A horse that ran poorly against strong competition and is at a lesser track may find the new competition to their liking. Conversely, be careful with horses moving up classes, thus facing better horses than they are used to racing against.
4) Weather Can Create Chaotic Results.
If a race is run in the rain, snow, or wind, tread lightly. You need to be aware that unexpected things can occur.
5) Be Aware of Horses Coming off of Layoffs.
Some horses run their best race after a long rest, but they often need a race (even two) to put their best form back together. Horses going hundreds or thousands of miles may be at a disadvantage right off the bat.
Understanding the Nature of Upsets
Horse racing odds reflect the chances that each horse has of winning. A horse at 2/1 has a much higher chance of winning a race than a horse at 10/1. If you’re wondering how you can easily convert fixed odds into implied probability, check out our guide on odds and odds conversion.
However, horse racing results consistently prove that there are enough races and opportunities for long-shots to have their day in the sun.
It’s important to remember that some of the most famous racehorses to pull upsets gives handicappers reason to continue analyzing every factor for optimal value. The more complex the conditions, the greater the chance for a long-shot.
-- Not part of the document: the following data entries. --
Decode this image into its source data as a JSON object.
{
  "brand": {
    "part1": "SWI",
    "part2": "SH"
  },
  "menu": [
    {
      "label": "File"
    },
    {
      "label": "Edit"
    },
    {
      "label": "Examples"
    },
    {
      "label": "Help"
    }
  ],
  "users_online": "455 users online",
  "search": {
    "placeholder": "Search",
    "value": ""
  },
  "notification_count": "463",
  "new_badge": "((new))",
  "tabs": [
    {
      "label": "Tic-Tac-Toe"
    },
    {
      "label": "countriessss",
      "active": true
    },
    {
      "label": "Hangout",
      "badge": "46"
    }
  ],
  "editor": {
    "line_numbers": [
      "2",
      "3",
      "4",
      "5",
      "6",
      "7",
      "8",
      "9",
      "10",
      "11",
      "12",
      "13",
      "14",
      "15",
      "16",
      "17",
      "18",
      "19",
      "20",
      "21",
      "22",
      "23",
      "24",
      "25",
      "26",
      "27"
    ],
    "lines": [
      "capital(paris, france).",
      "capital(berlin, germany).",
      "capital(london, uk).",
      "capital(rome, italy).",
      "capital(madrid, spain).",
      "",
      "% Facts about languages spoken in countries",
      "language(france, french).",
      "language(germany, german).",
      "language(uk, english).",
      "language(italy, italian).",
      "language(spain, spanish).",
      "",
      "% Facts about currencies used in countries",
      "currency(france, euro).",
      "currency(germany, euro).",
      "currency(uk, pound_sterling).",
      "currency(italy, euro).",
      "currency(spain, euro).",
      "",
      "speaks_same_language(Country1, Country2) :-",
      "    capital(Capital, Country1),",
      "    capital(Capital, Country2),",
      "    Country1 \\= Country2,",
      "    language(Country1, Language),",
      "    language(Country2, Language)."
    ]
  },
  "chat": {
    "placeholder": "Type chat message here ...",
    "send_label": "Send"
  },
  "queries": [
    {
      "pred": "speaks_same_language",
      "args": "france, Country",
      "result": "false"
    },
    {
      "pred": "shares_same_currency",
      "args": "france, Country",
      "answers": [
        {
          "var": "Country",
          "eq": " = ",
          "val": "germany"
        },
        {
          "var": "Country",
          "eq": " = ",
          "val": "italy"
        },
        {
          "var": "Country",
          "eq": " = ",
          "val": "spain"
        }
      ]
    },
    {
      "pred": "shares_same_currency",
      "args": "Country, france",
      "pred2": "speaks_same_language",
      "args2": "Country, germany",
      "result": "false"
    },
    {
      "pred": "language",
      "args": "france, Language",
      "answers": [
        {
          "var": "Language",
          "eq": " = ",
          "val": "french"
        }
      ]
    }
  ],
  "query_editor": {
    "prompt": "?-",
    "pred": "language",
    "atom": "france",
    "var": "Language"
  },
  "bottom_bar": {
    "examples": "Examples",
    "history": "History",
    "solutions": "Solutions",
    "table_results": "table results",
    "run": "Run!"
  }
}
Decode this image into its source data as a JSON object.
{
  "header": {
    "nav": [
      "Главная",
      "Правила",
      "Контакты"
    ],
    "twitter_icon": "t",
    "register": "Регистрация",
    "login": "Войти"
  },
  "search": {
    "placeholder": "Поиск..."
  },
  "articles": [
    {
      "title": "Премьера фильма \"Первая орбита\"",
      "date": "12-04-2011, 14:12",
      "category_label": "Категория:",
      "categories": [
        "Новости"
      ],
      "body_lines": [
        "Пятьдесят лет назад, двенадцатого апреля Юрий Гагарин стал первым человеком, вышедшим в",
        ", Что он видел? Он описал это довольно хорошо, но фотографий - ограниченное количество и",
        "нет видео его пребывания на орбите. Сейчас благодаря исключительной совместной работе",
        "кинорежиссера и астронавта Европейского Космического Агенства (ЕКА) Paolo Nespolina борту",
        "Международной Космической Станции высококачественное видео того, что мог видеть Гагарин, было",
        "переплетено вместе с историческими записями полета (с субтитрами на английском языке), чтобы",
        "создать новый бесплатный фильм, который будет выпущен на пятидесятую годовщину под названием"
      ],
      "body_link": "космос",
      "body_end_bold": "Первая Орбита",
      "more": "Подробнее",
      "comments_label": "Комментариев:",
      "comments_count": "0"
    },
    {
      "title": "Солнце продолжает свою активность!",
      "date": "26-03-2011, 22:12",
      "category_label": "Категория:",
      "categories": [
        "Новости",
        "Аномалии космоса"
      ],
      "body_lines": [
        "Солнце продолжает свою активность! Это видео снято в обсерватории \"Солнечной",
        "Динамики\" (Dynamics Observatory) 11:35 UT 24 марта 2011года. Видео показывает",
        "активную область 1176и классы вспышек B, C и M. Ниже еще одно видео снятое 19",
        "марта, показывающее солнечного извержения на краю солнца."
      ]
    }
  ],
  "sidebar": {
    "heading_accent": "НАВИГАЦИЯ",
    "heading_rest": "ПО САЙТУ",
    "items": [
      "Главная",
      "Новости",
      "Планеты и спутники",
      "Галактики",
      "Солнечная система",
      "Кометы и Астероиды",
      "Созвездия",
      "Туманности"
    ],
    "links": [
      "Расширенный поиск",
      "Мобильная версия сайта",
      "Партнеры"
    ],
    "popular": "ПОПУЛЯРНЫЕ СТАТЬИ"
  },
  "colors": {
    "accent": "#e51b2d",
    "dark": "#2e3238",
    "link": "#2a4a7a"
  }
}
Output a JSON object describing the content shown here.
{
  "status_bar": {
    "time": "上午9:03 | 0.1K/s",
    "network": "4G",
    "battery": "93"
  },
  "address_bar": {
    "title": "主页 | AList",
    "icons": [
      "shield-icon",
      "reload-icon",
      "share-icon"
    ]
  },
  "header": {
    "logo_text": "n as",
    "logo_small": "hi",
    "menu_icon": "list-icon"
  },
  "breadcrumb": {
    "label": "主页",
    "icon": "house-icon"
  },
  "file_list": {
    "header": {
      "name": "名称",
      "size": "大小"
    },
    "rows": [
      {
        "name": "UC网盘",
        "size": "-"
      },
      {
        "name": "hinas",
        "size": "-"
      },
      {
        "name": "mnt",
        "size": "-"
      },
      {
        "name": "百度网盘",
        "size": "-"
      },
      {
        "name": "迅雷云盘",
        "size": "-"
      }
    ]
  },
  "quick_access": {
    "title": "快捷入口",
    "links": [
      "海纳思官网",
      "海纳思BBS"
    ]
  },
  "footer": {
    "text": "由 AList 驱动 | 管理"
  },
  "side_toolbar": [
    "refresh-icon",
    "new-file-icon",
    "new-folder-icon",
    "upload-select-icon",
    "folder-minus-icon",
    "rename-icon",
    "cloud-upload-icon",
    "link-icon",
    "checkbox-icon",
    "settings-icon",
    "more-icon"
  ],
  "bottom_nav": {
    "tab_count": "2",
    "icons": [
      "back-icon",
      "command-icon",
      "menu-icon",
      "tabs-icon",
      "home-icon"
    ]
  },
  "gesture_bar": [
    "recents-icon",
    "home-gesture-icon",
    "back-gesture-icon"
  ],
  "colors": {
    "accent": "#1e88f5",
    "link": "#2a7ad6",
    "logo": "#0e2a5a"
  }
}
For more on the systems and strategies that handicappers use to hit big payouts betting on horse racing, check out our introductory guide to horse racing strategy.